» ABOUT THIS TASK
Copy the data precisely, keeping every character.

» MATERIAL PROVIDED

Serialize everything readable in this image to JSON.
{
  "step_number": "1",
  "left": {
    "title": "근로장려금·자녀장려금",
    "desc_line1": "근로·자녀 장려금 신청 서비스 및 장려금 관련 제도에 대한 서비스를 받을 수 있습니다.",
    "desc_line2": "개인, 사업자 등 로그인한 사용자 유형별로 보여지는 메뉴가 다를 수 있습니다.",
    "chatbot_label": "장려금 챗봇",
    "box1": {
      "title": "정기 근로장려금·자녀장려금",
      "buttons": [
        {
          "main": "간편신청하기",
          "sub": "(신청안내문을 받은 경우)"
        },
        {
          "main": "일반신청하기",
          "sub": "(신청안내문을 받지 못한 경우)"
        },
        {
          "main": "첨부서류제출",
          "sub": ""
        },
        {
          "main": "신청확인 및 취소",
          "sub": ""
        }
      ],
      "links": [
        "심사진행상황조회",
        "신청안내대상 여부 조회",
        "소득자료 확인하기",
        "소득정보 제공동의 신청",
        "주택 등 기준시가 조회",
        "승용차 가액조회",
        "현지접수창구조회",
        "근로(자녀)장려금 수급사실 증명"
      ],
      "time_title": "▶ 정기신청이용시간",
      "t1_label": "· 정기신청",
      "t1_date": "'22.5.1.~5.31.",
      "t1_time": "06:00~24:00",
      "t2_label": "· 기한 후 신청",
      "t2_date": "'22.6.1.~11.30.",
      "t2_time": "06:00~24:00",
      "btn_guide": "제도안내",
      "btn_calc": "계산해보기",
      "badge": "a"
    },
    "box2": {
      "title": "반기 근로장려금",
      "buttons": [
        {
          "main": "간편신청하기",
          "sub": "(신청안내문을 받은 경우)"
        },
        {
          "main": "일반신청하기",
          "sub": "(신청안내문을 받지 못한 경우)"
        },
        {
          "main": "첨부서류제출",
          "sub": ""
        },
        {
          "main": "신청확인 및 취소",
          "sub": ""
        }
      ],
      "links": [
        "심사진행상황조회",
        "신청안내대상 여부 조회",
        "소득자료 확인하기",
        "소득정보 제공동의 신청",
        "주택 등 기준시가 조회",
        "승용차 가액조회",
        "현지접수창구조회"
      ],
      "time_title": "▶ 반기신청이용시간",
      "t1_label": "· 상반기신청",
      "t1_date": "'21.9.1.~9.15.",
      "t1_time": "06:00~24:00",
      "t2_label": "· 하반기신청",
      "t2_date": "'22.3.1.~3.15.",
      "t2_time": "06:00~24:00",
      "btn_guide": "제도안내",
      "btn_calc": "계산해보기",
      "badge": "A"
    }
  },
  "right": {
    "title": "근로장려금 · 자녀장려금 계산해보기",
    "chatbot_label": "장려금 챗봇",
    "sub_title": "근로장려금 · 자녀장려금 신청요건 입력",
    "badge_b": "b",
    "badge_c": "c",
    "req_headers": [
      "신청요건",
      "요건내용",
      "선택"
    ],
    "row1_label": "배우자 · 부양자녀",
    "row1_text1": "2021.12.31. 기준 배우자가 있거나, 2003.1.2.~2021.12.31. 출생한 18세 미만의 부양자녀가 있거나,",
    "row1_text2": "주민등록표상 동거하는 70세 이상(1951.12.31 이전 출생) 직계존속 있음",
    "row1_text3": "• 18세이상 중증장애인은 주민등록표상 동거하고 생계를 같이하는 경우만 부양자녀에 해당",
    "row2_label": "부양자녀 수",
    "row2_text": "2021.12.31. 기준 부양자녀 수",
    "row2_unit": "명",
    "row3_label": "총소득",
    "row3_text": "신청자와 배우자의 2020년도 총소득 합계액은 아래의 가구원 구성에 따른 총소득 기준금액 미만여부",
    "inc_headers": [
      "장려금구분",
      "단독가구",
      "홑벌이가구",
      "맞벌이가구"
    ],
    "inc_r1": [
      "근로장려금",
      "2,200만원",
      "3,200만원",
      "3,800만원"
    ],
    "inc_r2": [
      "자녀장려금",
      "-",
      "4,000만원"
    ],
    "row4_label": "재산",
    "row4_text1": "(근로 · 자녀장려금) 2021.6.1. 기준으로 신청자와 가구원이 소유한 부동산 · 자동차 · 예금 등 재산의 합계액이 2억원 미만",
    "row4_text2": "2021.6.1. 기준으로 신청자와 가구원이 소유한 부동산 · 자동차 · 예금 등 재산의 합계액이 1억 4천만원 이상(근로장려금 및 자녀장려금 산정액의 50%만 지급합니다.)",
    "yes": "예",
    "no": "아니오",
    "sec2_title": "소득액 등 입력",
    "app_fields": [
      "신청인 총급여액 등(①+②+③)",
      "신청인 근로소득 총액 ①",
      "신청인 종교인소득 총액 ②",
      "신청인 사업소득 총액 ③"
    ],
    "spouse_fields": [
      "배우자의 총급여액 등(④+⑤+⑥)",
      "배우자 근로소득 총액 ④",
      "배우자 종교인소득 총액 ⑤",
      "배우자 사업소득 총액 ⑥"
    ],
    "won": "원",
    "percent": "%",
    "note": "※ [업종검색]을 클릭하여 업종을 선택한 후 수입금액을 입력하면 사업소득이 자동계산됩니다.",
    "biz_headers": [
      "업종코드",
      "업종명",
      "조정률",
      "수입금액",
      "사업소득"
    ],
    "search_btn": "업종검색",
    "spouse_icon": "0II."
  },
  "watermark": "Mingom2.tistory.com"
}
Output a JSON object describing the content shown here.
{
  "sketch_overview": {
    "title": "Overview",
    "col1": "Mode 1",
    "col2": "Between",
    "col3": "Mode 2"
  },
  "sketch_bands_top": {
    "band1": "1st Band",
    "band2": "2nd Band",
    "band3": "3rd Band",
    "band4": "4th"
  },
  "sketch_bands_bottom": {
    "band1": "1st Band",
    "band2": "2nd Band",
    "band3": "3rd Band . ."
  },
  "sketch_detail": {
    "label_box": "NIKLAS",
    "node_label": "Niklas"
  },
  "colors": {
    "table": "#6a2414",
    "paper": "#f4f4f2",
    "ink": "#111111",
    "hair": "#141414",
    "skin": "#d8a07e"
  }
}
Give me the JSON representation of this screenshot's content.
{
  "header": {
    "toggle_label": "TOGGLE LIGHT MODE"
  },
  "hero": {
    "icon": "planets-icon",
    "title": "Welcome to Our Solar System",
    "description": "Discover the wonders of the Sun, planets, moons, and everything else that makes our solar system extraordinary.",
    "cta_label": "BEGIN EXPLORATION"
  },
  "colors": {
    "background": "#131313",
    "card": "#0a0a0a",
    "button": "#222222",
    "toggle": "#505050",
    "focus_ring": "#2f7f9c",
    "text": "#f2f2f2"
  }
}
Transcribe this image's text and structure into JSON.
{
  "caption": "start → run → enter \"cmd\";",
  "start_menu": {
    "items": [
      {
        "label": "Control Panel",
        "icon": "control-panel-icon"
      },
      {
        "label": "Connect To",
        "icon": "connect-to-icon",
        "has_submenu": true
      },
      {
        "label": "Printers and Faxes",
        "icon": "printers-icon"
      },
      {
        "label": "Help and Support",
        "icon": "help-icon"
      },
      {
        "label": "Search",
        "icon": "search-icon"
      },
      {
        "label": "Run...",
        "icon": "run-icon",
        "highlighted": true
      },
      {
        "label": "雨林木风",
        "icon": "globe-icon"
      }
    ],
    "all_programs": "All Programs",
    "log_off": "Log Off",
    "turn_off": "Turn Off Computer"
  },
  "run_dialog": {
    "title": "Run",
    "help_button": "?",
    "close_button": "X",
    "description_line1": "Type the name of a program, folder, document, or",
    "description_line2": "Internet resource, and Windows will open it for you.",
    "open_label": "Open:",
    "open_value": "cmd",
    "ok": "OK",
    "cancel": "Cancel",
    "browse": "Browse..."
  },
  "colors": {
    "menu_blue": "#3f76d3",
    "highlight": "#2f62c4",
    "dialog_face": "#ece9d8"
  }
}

» RESPONSE FOR THIS EXERCISE
Serialize everything readable in this image to JSON.
{
  "step_number": "1",
  "left": {
    "title": "근로장려금·자녀장려금",
    "desc_line1": "근로·자녀 장려금 신청 서비스 및 장려금 관련 제도에 대한 서비스를 받을 수 있습니다.",
    "desc_line2": "개인, 사업자 등 로그인한 사용자 유형별로 보여지는 메뉴가 다를 수 있습니다.",
    "chatbot_label": "장려금 챗봇",
    "box1": {
      "title": "정기 근로장려금·자녀장려금",
      "buttons": [
        {
          "main": "간편신청하기",
          "sub": "(신청안내문을 받은 경우)"
        },
        {
          "main": "일반신청하기",
          "sub": "(신청안내문을 받지 못한 경우)"
        },
        {
          "main": "첨부서류제출",
          "sub": ""
        },
        {
          "main": "신청확인 및 취소",
          "sub": ""
        }
      ],
      "links": [
        "심사진행상황조회",
        "신청안내대상 여부 조회",
        "소득자료 확인하기",
        "소득정보 제공동의 신청",
        "주택 등 기준시가 조회",
        "승용차 가액조회",
        "현지접수창구조회",
        "근로(자녀)장려금 수급사실 증명"
      ],
      "time_title": "▶ 정기신청이용시간",
      "t1_label": "· 정기신청",
      "t1_date": "'22.5.1.~5.31.",
      "t1_time": "06:00~24:00",
      "t2_label": "· 기한 후 신청",
      "t2_date": "'22.6.1.~11.30.",
      "t2_time": "06:00~24:00",
      "btn_guide": "제도안내",
      "btn_calc": "계산해보기",
      "badge": "a"
    },
    "box2": {
      "title": "반기 근로장려금",
      "buttons": [
        {
          "main": "간편신청하기",
          "sub": "(신청안내문을 받은 경우)"
        },
        {
          "main": "일반신청하기",
          "sub": "(신청안내문을 받지 못한 경우)"
        },
        {
          "main": "첨부서류제출",
          "sub": ""
        },
        {
          "main": "신청확인 및 취소",
          "sub": ""
        }
      ],
      "links": [
        "심사진행상황조회",
        "신청안내대상 여부 조회",
        "소득자료 확인하기",
        "소득정보 제공동의 신청",
        "주택 등 기준시가 조회",
        "승용차 가액조회",
        "현지접수창구조회"
      ],
      "time_title": "▶ 반기신청이용시간",
      "t1_label": "· 상반기신청",
      "t1_date": "'21.9.1.~9.15.",
      "t1_time": "06:00~24:00",
      "t2_label": "· 하반기신청",
      "t2_date": "'22.3.1.~3.15.",
      "t2_time": "06:00~24:00",
      "btn_guide": "제도안내",
      "btn_calc": "계산해보기",
      "badge": "A"
    }
  },
  "right": {
    "title": "근로장려금 · 자녀장려금 계산해보기",
    "chatbot_label": "장려금 챗봇",
    "sub_title": "근로장려금 · 자녀장려금 신청요건 입력",
    "badge_b": "b",
    "badge_c": "c",
    "req_headers": [
      "신청요건",
      "요건내용",
      "선택"
    ],
    "row1_label": "배우자 · 부양자녀",
    "row1_text1": "2021.12.31. 기준 배우자가 있거나, 2003.1.2.~2021.12.31. 출생한 18세 미만의 부양자녀가 있거나,",
    "row1_text2": "주민등록표상 동거하는 70세 이상(1951.12.31 이전 출생) 직계존속 있음",
    "row1_text3": "• 18세이상 중증장애인은 주민등록표상 동거하고 생계를 같이하는 경우만 부양자녀에 해당",
    "row2_label": "부양자녀 수",
    "row2_text": "2021.12.31. 기준 부양자녀 수",
    "row2_unit": "명",
    "row3_label": "총소득",
    "row3_text": "신청자와 배우자의 2020년도 총소득 합계액은 아래의 가구원 구성에 따른 총소득 기준금액 미만여부",
    "inc_headers": [
      "장려금구분",
      "단독가구",
      "홑벌이가구",
      "맞벌이가구"
    ],
    "inc_r1": [
      "근로장려금",
      "2,200만원",
      "3,200만원",
      "3,800만원"
    ],
    "inc_r2": [
      "자녀장려금",
      "-",
      "4,000만원"
    ],
    "row4_label": "재산",
    "row4_text1": "(근로 · 자녀장려금) 2021.6.1. 기준으로 신청자와 가구원이 소유한 부동산 · 자동차 · 예금 등 재산의 합계액이 2억원 미만",
    "row4_text2": "2021.6.1. 기준으로 신청자와 가구원이 소유한 부동산 · 자동차 · 예금 등 재산의 합계액이 1억 4천만원 이상(근로장려금 및 자녀장려금 산정액의 50%만 지급합니다.)",
    "yes": "예",
    "no": "아니오",
    "sec2_title": "소득액 등 입력",
    "app_fields": [
      "신청인 총급여액 등(①+②+③)",
      "신청인 근로소득 총액 ①",
      "신청인 종교인소득 총액 ②",
      "신청인 사업소득 총액 ③"
    ],
    "spouse_fields": [
      "배우자의 총급여액 등(④+⑤+⑥)",
      "배우자 근로소득 총액 ④",
      "배우자 종교인소득 총액 ⑤",
      "배우자 사업소득 총액 ⑥"
    ],
    "won": "원",
    "percent": "%",
    "note": "※ [업종검색]을 클릭하여 업종을 선택한 후 수입금액을 입력하면 사업소득이 자동계산됩니다.",
    "biz_headers": [
      "업종코드",
      "업종명",
      "조정률",
      "수입금액",
      "사업소득"
    ],
    "search_btn": "업종검색",
    "spouse_icon": "0II."
  },
  "watermark": "Mingom2.tistory.com"
}
Output a JSON object describing the content shown here.
{
  "sketch_overview": {
    "title": "Overview",
    "col1": "Mode 1",
    "col2": "Between",
    "col3": "Mode 2"
  },
  "sketch_bands_top": {
    "band1": "1st Band",
    "band2": "2nd Band",
    "band3": "3rd Band",
    "band4": "4th"
  },
  "sketch_bands_bottom": {
    "band1": "1st Band",
    "band2": "2nd Band",
    "band3": "3rd Band . ."
  },
  "sketch_detail": {
    "label_box": "NIKLAS",
    "node_label": "Niklas"
  },
  "colors": {
    "table": "#6a2414",
    "paper": "#f4f4f2",
    "ink": "#111111",
    "hair": "#141414",
    "skin": "#d8a07e"
  }
}
Give me the JSON representation of this screenshot's content.
{
  "header": {
    "toggle_label": "TOGGLE LIGHT MODE"
  },
  "hero": {
    "icon": "planets-icon",
    "title": "Welcome to Our Solar System",
    "description": "Discover the wonders of the Sun, planets, moons, and everything else that makes our solar system extraordinary.",
    "cta_label": "BEGIN EXPLORATION"
  },
  "colors": {
    "background": "#131313",
    "card": "#0a0a0a",
    "button": "#222222",
    "toggle": "#505050",
    "focus_ring": "#2f7f9c",
    "text": "#f2f2f2"
  }
}
Transcribe this image's text and structure into JSON.
{
  "caption": "start → run → enter \"cmd\";",
  "start_menu": {
    "items": [
      {
        "label": "Control Panel",
        "icon": "control-panel-icon"
      },
      {
        "label": "Connect To",
        "icon": "connect-to-icon",
        "has_submenu": true
      },
      {
        "label": "Printers and Faxes",
        "icon": "printers-icon"
      },
      {
        "label": "Help and Support",
        "icon": "help-icon"
      },
      {
        "label": "Search",
        "icon": "search-icon"
      },
      {
        "label": "Run...",
        "icon": "run-icon",
        "highlighted": true
      },
      {
        "label": "雨林木风",
        "icon": "globe-icon"
      }
    ],
    "all_programs": "All Programs",
    "log_off": "Log Off",
    "turn_off": "Turn Off Computer"
  },
  "run_dialog": {
    "title": "Run",
    "help_button": "?",
    "close_button": "X",
    "description_line1": "Type the name of a program, folder, document, or",
    "description_line2": "Internet resource, and Windows will open it for you.",
    "open_label": "Open:",
    "open_value": "cmd",
    "ok": "OK",
    "cancel": "Cancel",
    "browse": "Browse..."
  },
  "colors": {
    "menu_blue": "#3f76d3",
    "highlight": "#2f62c4",
    "dialog_face": "#ece9d8"
  }
}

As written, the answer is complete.